GraphDB is one of the few triplestores that can perform semantic inferencing at scale, allowing users to derive new semantic facts from existing facts. It handles massive loads, queries, and inferencing in real-time.

GDB Architecture

GraphDB Workbench

Workbench is the GraphDB web-based administration tool. The user interface is similar to the RDF4J Workbench Web Application, but with more functionality.

GraphDB Engine

The GraphDB Workbench REST API can be used for managing locations and repositories programmatically, as well as managing a GraphDB cluster.  It includes connecting to remote GraphDB instances (locations), activating a location, and different ways for creating a repository.

It includes also connecting workers to masters, connecting masters to each other, as well monitoring the state of a cluster.

GraphQL access via Ontotext Platform 3

GraphDB enables Knowledge Graph access and updates via GraphQL. GraphDB is extended to support the efficient processing of GraphQL queries and mutations to avoid the N+1 translation of nested objects to SPARQL queries.

Ontotext offers three editions of GraphDB: Free, Standard, and Enterprise.

Free – commercial, file-based, sameAs & query optimizations, scales to tens of billions of RDF statements on a single server with a limit of two concurrent queries.

Standard Edition (SE) – commercial, file-based, sameAs & query optimizations, scales to tens of billions of RDF statements on a single server and an unlimited number of concurrent queries.

Enterprise Edition (EE) – high-availability cluster with worker and master database implementation for resilience and high-performance parallel query answering.

Why GraphDB is preferred choice of many data architects and data ops?

3 Reasons:

1. High Availability Cluster Architecture

GraphDB offers you a high-performance cluster proven to scale in production environments. It supports 

  • (1) coordinating all read and write operations, 
  • (2) ensuring that all worker nodes are synchronized,
  • (3) propagating updates (insert and delete tasks) across all workers and checking updates for inconsistencies, 
  • (4) load balancing read requests between all available worker nodes

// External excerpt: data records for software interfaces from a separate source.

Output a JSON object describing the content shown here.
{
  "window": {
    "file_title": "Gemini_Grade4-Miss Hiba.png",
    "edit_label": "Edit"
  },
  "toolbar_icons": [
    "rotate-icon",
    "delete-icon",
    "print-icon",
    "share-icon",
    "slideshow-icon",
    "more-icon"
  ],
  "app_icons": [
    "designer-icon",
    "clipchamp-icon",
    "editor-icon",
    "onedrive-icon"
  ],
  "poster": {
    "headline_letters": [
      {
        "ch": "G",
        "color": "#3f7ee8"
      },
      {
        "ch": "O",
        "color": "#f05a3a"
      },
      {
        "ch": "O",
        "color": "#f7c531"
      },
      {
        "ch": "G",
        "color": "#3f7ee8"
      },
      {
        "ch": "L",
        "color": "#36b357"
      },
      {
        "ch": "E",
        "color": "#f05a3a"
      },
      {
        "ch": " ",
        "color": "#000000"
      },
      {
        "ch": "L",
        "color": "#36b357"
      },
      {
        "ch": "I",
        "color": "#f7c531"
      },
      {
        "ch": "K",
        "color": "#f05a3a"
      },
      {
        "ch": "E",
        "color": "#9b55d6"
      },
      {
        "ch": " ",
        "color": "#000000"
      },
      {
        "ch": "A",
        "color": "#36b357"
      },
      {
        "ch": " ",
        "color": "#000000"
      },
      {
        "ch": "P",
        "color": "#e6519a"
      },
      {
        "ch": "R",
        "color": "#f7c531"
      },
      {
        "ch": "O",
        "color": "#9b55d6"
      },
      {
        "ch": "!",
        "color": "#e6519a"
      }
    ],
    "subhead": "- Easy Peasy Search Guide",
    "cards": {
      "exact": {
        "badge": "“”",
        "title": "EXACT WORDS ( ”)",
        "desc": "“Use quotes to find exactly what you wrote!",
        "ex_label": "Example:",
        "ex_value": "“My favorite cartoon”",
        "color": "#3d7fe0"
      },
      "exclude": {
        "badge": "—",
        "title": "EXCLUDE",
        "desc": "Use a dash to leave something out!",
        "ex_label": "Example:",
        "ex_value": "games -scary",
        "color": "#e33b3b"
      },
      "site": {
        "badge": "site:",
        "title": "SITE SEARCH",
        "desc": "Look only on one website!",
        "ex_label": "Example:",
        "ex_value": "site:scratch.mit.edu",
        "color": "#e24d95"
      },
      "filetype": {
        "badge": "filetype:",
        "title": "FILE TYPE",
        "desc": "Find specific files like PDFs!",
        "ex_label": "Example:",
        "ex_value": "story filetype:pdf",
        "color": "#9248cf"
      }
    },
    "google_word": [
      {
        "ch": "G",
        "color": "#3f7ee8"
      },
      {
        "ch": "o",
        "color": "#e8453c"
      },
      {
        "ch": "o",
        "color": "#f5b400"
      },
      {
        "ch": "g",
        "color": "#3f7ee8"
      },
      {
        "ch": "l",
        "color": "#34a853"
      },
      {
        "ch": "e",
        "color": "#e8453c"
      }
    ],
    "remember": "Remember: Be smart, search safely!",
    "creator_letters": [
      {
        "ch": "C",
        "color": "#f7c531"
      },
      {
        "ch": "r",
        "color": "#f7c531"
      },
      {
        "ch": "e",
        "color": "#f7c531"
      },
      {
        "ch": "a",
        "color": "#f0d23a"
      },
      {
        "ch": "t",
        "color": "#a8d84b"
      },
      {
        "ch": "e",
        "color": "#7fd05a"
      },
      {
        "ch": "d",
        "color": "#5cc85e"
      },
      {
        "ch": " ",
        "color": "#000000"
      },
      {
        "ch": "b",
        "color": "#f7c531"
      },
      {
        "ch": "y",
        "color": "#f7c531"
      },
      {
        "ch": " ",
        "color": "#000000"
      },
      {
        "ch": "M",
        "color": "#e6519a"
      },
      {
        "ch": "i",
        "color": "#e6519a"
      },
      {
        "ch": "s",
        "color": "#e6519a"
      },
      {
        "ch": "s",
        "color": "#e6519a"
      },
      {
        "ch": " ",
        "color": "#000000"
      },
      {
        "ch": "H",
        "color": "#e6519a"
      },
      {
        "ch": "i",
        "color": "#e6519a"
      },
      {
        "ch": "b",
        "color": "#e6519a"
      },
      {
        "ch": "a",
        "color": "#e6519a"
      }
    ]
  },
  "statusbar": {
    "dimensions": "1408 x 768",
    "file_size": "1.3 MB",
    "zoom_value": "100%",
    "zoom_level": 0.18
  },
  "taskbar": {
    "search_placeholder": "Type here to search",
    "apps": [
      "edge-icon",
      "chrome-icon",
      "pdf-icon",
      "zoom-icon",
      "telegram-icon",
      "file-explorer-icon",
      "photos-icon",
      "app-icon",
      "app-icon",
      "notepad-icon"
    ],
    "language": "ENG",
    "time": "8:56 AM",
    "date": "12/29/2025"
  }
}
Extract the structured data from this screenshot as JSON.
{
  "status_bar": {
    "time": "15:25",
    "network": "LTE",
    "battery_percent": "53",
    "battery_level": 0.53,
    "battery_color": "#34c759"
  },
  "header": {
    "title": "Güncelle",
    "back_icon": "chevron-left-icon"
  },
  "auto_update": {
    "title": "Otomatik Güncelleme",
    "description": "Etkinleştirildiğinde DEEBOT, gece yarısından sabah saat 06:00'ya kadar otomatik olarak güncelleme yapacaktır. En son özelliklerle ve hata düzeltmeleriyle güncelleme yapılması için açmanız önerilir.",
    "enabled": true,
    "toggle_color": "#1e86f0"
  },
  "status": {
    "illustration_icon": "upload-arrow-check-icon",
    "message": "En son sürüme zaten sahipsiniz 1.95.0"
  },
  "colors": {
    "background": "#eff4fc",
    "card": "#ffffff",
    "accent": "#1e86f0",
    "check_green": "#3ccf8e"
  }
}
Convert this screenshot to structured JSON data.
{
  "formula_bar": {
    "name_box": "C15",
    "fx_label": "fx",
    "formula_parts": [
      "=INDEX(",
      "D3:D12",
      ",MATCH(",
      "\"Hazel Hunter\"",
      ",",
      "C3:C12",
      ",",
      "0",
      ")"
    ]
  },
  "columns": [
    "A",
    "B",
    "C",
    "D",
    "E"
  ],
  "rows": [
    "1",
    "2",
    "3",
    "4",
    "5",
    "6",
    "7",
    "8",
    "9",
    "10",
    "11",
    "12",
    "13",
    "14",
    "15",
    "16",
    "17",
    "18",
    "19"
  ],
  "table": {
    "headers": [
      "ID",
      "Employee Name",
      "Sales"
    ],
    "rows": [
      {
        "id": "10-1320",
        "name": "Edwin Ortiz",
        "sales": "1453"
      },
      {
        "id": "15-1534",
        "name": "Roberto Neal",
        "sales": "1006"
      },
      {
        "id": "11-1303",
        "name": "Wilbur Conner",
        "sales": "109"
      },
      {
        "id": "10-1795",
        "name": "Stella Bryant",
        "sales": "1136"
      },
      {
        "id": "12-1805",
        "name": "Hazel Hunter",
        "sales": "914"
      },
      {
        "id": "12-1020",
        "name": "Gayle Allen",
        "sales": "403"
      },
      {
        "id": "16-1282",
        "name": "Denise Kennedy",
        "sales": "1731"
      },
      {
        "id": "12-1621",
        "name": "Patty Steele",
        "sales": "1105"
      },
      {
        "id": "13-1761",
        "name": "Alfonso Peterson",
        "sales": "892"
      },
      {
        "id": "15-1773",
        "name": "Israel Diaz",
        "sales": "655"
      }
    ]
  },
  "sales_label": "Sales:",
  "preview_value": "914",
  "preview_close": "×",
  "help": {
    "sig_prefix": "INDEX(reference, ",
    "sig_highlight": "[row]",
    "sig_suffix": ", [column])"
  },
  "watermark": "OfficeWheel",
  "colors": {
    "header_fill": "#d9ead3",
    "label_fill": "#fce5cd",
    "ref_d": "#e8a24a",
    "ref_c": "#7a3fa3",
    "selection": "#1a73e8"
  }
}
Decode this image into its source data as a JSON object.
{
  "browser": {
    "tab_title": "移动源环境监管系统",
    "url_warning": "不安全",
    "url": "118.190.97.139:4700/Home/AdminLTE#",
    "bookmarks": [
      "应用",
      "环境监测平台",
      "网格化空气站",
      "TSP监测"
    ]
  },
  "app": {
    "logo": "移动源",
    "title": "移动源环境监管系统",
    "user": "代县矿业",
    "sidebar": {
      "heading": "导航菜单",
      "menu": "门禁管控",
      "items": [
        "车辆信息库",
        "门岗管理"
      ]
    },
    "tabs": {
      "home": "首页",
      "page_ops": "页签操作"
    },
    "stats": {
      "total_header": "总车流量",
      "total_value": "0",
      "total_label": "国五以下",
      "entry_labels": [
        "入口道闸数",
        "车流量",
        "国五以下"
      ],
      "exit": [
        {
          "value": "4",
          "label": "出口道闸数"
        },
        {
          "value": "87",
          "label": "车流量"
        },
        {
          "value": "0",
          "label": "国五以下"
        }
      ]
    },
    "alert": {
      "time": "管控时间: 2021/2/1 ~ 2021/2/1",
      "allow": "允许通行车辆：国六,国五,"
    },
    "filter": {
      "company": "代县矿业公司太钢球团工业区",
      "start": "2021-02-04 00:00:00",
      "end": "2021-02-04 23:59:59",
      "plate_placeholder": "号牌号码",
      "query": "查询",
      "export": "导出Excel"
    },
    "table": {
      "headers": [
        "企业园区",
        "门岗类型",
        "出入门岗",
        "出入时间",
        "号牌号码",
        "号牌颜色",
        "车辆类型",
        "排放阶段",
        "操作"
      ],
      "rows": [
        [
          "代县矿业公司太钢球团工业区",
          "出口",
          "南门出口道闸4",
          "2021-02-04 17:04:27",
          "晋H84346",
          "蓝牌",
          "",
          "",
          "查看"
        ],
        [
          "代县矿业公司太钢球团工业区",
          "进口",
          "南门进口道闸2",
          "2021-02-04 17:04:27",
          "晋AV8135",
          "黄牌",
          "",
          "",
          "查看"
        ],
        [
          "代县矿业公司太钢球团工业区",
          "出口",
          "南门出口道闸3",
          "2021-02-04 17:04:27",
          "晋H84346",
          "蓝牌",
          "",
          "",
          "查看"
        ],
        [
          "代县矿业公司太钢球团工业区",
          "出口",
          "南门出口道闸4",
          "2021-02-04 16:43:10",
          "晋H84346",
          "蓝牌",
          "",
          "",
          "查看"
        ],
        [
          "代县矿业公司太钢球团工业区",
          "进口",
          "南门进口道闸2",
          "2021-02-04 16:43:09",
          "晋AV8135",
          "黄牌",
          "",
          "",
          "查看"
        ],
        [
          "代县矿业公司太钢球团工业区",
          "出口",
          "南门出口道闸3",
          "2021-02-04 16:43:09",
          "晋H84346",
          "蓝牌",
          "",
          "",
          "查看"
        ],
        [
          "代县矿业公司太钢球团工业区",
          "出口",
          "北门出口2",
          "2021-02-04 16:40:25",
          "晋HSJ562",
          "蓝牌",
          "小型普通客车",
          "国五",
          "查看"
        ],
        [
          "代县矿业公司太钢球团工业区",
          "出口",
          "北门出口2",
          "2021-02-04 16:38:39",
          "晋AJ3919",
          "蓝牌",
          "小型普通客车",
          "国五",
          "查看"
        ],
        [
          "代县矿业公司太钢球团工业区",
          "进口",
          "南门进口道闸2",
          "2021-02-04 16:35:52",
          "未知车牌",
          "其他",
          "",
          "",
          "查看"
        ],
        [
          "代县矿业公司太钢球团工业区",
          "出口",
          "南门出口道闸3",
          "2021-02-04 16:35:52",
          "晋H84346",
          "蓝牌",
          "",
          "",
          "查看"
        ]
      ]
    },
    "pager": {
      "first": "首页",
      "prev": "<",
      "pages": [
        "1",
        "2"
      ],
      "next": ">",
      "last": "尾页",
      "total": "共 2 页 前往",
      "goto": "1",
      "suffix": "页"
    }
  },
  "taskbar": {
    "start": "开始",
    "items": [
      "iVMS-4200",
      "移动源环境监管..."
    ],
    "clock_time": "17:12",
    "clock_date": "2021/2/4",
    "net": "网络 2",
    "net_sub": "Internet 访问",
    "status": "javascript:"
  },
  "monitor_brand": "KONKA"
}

Improved resilience

failover, dynamic configuration

Improved query bandwidth

larger cluster means more queries per unit time

Deployable across multiple data centres

Elastic scaling in cloud environments

Integration with search engines

Cluster Management and Monitoring

It supports

(1) automatic cluster reconfiguration in the event of failure of one or more worker nodes, 

(2) a smart client supporting multiple endpoints.

2. Easy Setup

GraphDB is 100% Java based in order to be Platform Independent. It is available through Native Installation Packages or Open Maven. It supports also Puppet and could be Dockerized. GraphDB is Cloud agnostic – It could be deployd on AWS, Azure, Google Cloud, etc.

3. Support

Based on the Edition you are using you could use the Community Support (StackOverFlow monitoring)

Ontotext has its Dedicated Support Team tha could assist through Customized Runbooks, Easy Slack communication, Jira Issue-Tracking System 

A big thank you to Ontotext for providing some insights into their product and database.

Yours,

DBpedia Association